When taxpayers receive a letter from the IRS about an issue regarding their taxes, they often panic and think that the best way to fix the problem is to refile. As their CPA, you are their tax expert and can calm them down. Correspondence from the IRS, such as a CP2000 notice, an audit notice, or a rejection of an e-filed original, is not solved by refiling – that will only confuse the system. Help your clients respond according to the instructions outlined in the letter from the IRS.
A calculation error is also not a reason to refile. Obviously, if you did their taxes, there is not likely to be a calculation error in the work you did through your software, but if they made the error, they may be tempted to refile. Assure them that the IRS is likely to pick up calculation errors and inform them of any changes. Likewise, if a taxpayer forgot to include a required form or schedule, the IRS will let them know.
When should your clients file an amended return?
There are legitimate reasons to amend a tax return. The IRS lists them broadly as:
- Changes to filing status
- Changes to the number of dependents
- Correcting income
- Claiming deductions or credits unclaimed
- Removing credits or deductions improperly claimed
Some valid reasons to amend are pretty straightforward. For instance, a client may become aware of a tax credit or deduction he or she could have gotten in the past, such as a childcare credit. A client may also receive a revised W-2 or 1099 from an employer or brokerage firm.
A less common reason is the ability of a property owner in a presidentially-declared disaster area to take property losses in the year prior to the tax year when the disaster occurred.
Net operating losses for a business can be carried back to the previous two tax years, besides being carried forward. This could provide your business client with a significant tax benefit.

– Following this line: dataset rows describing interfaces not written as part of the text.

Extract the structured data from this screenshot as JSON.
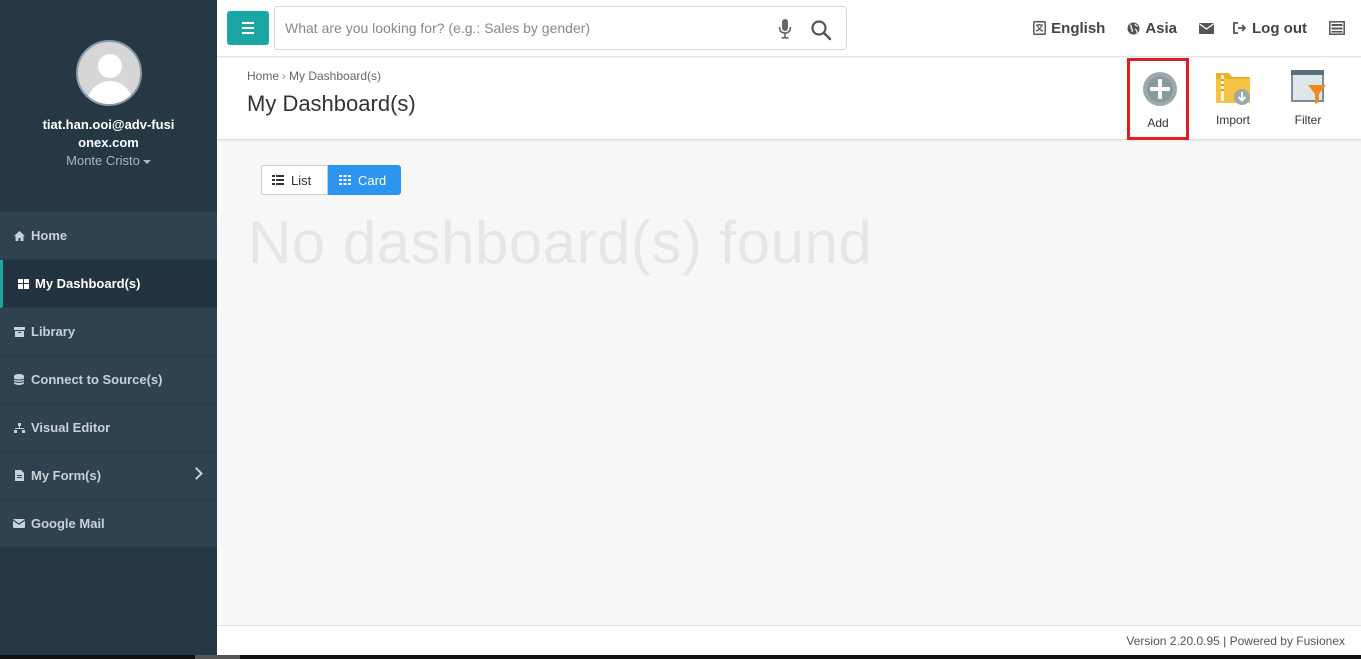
{
  "sidebar": {
    "email": "tiat.han.ooi@adv-fusionex.com",
    "username": "Monte Cristo",
    "items": [
      {
        "label": "Home",
        "icon": "home-icon"
      },
      {
        "label": "My Dashboard(s)",
        "icon": "dashboard-icon",
        "active": true
      },
      {
        "label": "Library",
        "icon": "archive-icon"
      },
      {
        "label": "Connect to Source(s)",
        "icon": "database-icon"
      },
      {
        "label": "Visual Editor",
        "icon": "sitemap-icon"
      },
      {
        "label": "My Form(s)",
        "icon": "file-icon",
        "has_submenu": true
      },
      {
        "label": "Google Mail",
        "icon": "envelope-icon"
      }
    ]
  },
  "topbar": {
    "search_placeholder": "What are you looking for? (e.g.: Sales by gender)",
    "language": "English",
    "region": "Asia",
    "logout": "Log out"
  },
  "header": {
    "breadcrumb": [
      "Home",
      "My Dashboard(s)"
    ],
    "title": "My Dashboard(s)",
    "actions": {
      "add": "Add",
      "import": "Import",
      "filter": "Filter"
    }
  },
  "content": {
    "view_list": "List",
    "view_card": "Card",
    "empty_message": "No dashboard(s) found"
  },
  "footer": {
    "text": "Version 2.20.0.95 | Powered by Fusionex"
  },
  "colors": {
    "sidebar_bg": "#273845",
    "accent_teal": "#1ba6a6",
    "card_blue": "#2b95f0",
    "highlight_red": "#e02020"
  }
}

When a marriage is legally annulled, the formerly married couple may file an amended return, changing marital status to single, in the previous three years (if they were legally married on December 31 of the year being amended). Similarly, couples who have filed singly may be able to amend previous returns to file jointly.
An amendment of a tax return may be appropriate due to miscalculated costs of investment or the discovery of a worthless security that now affords an opportunity to take a capital loss in a previous year.
Keep in mind, too, that with ongoing changes in IRS rules or court rulings that clarify rules, it is critical to consider how any changes may affect your clients’ previous tax returns.
Remember, if you amend a federal tax return, you may need to amend the state return, as well.
Helping your clients make the right decision about filing an amendment
Your clients have up to three years to file a Form 1040-X, or within two years from the date the person paid the tax, whichever is later, in order to receive a tax refund from an amendment. There are some exceptions to this, which are explained in the 1040-X instructions, but this deadline covers most situations.
As the tax expert for your clients, they trust you to help them find every tax advantage that is available to them. Thorough knowledge of your clients will help you uncover any possible deductions or credits that may have been missed in the past or that can be taken advantage of in the future. Walk them through when it’s worthwhile to amend and when it is not necessary. This personal, proactive attention will further strengthen their confidence in your services and open up opportunities to grow your practice.